What you will do: Filter the records for "chevron" and keep each line that has it.

Given data:
══════
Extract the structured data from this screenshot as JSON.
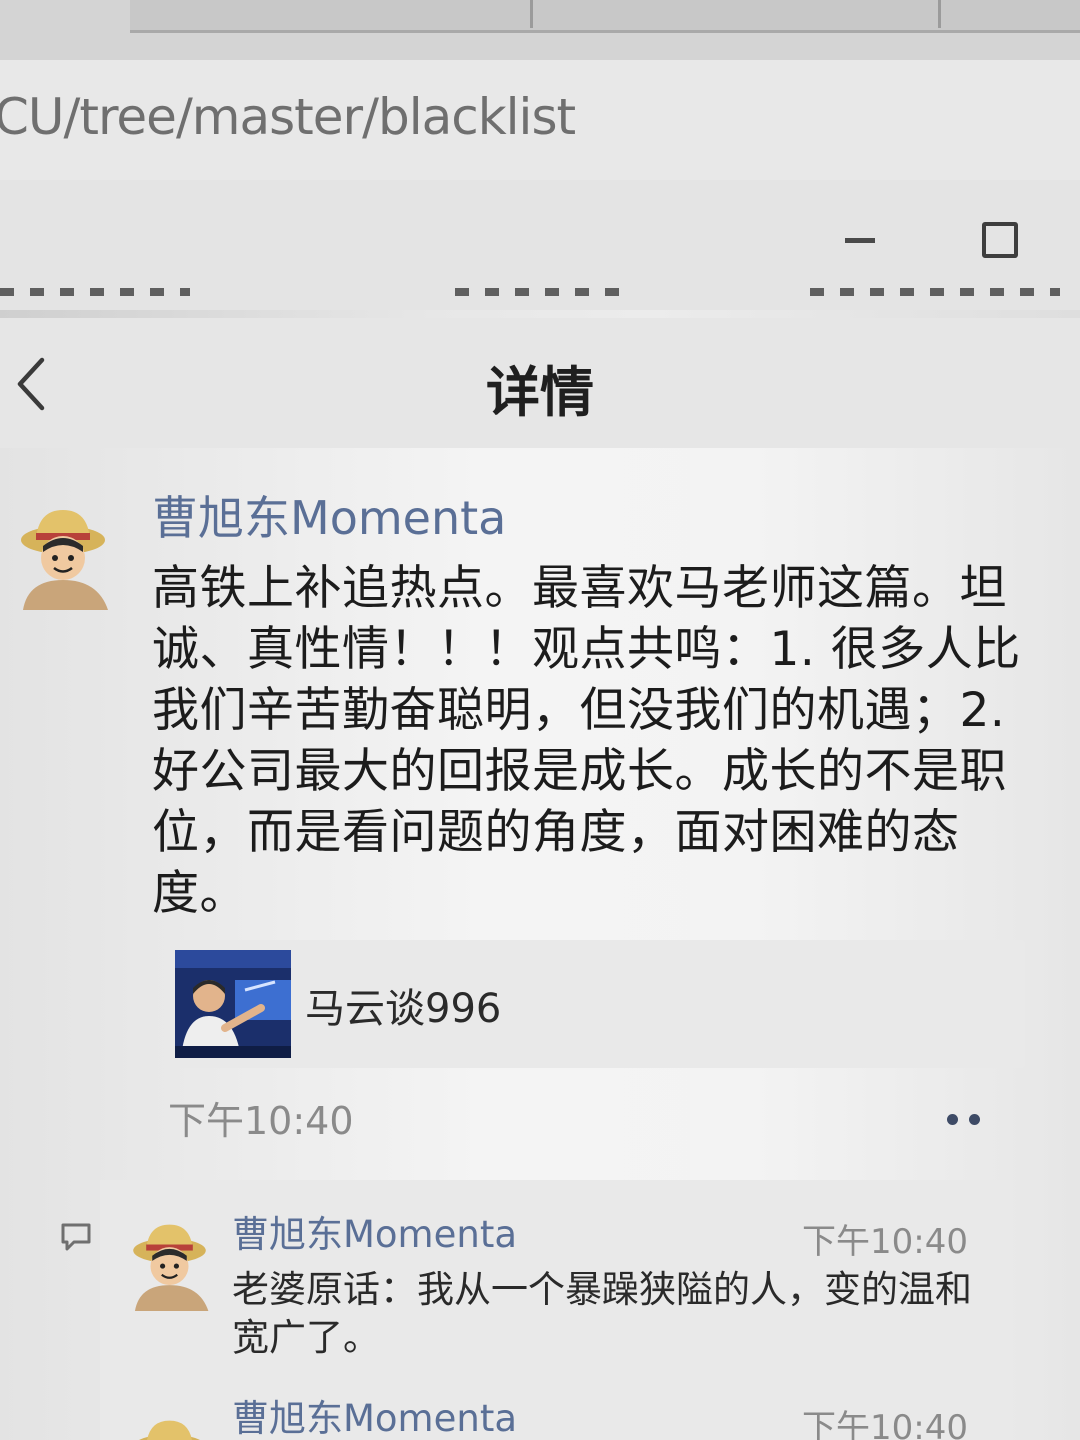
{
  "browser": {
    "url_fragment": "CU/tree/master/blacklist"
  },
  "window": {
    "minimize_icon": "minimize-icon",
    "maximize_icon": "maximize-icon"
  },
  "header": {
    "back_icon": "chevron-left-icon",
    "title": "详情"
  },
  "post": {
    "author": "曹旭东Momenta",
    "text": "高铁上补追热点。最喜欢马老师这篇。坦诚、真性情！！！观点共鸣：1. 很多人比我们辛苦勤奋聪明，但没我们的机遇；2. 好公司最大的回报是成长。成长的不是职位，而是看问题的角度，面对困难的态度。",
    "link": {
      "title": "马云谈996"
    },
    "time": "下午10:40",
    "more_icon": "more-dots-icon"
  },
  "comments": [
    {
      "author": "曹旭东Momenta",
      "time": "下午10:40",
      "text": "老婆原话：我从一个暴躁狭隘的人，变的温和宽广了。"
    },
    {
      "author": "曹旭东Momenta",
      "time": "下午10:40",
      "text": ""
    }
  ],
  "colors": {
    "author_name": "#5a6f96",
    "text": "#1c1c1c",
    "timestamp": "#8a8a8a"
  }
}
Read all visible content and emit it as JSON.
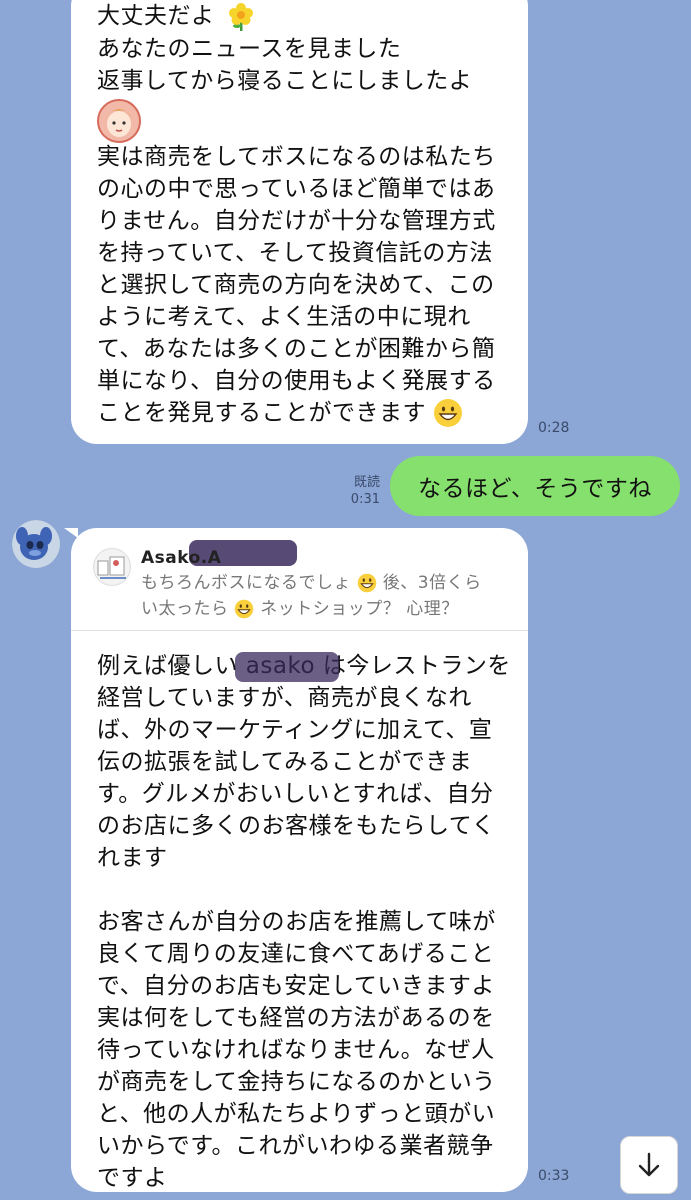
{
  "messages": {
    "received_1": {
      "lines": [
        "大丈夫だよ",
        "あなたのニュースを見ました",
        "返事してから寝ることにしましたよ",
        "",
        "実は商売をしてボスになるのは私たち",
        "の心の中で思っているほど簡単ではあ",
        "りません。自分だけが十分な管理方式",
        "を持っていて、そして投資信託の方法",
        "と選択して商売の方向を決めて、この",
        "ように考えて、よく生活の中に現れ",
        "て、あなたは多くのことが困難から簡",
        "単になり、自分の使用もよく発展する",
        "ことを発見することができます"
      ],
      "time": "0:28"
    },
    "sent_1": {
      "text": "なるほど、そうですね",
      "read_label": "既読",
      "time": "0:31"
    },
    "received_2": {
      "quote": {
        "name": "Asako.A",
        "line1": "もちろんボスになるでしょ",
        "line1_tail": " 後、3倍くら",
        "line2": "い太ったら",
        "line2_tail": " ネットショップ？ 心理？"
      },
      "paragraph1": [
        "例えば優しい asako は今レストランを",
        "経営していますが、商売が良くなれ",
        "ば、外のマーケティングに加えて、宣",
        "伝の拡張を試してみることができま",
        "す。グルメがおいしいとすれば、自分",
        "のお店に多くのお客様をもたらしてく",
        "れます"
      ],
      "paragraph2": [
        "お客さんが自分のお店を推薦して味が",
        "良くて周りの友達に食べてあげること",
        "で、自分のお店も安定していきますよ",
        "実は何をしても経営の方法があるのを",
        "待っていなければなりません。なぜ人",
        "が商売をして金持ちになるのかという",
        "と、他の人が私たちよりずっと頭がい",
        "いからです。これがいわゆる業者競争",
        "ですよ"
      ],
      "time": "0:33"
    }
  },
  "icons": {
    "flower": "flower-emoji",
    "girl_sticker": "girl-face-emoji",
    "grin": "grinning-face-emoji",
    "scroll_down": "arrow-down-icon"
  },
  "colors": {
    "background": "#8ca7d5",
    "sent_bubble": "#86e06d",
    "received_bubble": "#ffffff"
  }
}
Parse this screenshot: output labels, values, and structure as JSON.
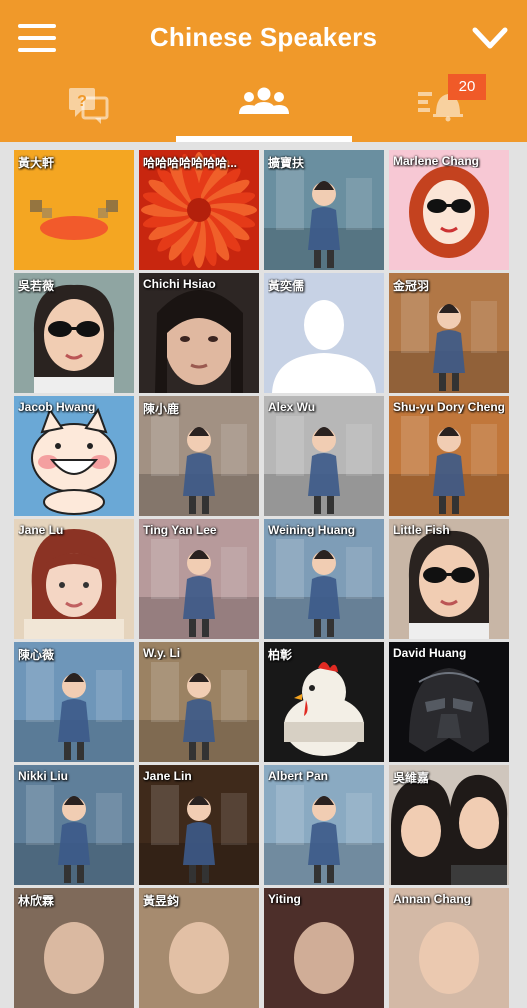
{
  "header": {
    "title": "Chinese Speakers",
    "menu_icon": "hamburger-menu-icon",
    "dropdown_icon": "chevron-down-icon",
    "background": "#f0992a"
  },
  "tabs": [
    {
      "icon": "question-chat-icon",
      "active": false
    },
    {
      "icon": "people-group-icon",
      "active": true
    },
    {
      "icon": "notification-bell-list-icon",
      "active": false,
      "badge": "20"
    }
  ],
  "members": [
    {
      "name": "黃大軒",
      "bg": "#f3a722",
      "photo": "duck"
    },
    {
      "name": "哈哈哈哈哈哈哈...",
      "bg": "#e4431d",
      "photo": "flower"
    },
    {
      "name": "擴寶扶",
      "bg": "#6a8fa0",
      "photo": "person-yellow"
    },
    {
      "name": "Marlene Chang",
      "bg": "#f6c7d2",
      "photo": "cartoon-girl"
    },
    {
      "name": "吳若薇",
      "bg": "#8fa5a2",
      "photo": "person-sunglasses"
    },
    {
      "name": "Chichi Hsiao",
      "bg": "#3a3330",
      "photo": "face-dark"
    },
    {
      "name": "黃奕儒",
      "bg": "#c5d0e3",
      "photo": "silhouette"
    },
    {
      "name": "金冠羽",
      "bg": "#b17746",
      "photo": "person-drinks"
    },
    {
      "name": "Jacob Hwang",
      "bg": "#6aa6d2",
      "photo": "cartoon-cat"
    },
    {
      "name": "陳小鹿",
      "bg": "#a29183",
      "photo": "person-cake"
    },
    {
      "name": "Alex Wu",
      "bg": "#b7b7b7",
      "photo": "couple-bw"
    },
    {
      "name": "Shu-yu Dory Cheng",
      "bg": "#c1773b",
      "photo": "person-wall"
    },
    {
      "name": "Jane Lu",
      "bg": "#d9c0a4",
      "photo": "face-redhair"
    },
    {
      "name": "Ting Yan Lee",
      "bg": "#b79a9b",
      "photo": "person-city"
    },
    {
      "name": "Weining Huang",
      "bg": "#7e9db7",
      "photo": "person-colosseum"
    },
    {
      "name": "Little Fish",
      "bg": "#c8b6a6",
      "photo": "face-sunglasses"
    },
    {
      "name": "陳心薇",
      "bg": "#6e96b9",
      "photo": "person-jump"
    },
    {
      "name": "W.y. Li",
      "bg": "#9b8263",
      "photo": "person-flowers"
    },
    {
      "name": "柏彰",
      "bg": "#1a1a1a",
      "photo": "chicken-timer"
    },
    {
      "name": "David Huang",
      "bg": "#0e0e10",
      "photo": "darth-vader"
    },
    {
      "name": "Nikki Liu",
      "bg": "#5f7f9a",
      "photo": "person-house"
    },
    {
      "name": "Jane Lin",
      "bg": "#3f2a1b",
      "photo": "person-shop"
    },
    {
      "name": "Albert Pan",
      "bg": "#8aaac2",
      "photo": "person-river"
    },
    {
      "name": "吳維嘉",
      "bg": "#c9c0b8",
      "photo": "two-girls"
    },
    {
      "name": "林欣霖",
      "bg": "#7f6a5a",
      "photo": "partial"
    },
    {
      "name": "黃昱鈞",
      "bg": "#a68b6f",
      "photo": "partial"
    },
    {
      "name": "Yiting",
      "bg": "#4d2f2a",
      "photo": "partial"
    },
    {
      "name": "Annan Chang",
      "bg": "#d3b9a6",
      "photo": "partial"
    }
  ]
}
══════
Response to the exercise:
    "back_icon": "chevron-left-icon",
    "dropdown_icon": "chevron-down-icon",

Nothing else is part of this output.